Everyone can appreciate a great crab cake. I am sure we have all had our fair share of good, bad and the ugly when it comes to sampling the many different versions that are available. From region to region the differences are vast. This dish dates back to America’s colonial days and is thought to have been introduced by English settlers.
To create a wonderful crab cake, you must start with the freshest and best quality ingredients. It is absolutely vital to get the main ingredient right. The quality of the crab meat will either make or break this dish. So, know your grades. Commercial crabmeat is generally separated into four grades. Jumbo lump, back fin or lump, special and claw. Jumbo lump crab meat is what you are looking for in this dish and can be found in most higher end supermarkets. [Read more…]
Panettone a treat for the holidays that will stir the senses, delight the taste buds
Executive chef and owner, Cavallario’s Cucina
We all share the familiarity of different types of sweet yeast-leavened breads.

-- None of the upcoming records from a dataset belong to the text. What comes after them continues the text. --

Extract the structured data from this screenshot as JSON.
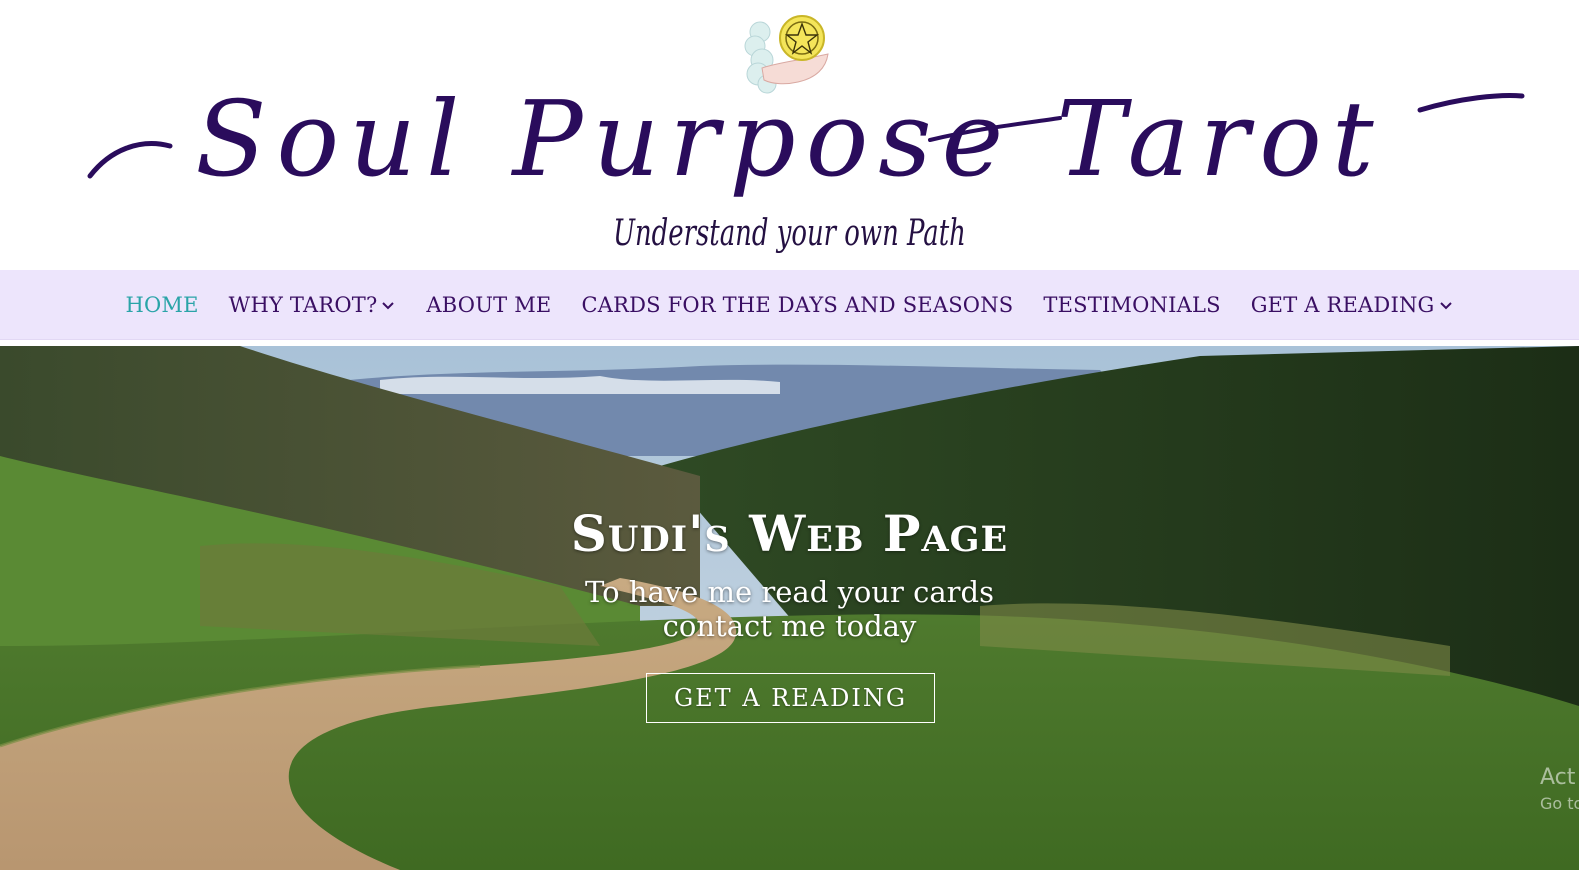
{
  "header": {
    "title": "Soul Purpose Tarot",
    "tagline": "Understand your own Path",
    "logo_icon": "pentacle-coin-in-hand-icon"
  },
  "nav": {
    "items": [
      {
        "label": "HOME",
        "active": true,
        "has_dropdown": false
      },
      {
        "label": "WHY TAROT?",
        "active": false,
        "has_dropdown": true
      },
      {
        "label": "ABOUT ME",
        "active": false,
        "has_dropdown": false
      },
      {
        "label": "CARDS FOR THE DAYS AND SEASONS",
        "active": false,
        "has_dropdown": false
      },
      {
        "label": "TESTIMONIALS",
        "active": false,
        "has_dropdown": false
      },
      {
        "label": "GET A READING",
        "active": false,
        "has_dropdown": true
      }
    ]
  },
  "hero": {
    "heading": "Sudi's Web Page",
    "sub_line1": "To have me read your cards",
    "sub_line2": "contact me today",
    "cta_label": "GET A READING"
  },
  "os_watermark": {
    "title": "Act",
    "subtitle": "Go to"
  },
  "colors": {
    "title": "#2a0c5c",
    "nav_bg": "#ede5fc",
    "nav_text": "#3a0f63",
    "nav_active": "#2aa4a8"
  }
}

Some are filled with dried fruits, such as the hot cross bun, served during the Easter season, and we are all too well aware of the sweet indulgence of yeast bread that is filled with the aromatic spices of cinnamon and nutmeg, topped with a delightful sugar glaze, better known as the classic cinnamon bun.
For the people of Italy, the Christmas bread known as the Panettone is a familiarity they share. This bread, which is also referred to as a cake, contains candied orange, citron, lemon zest and raisins and has a fluffy texture.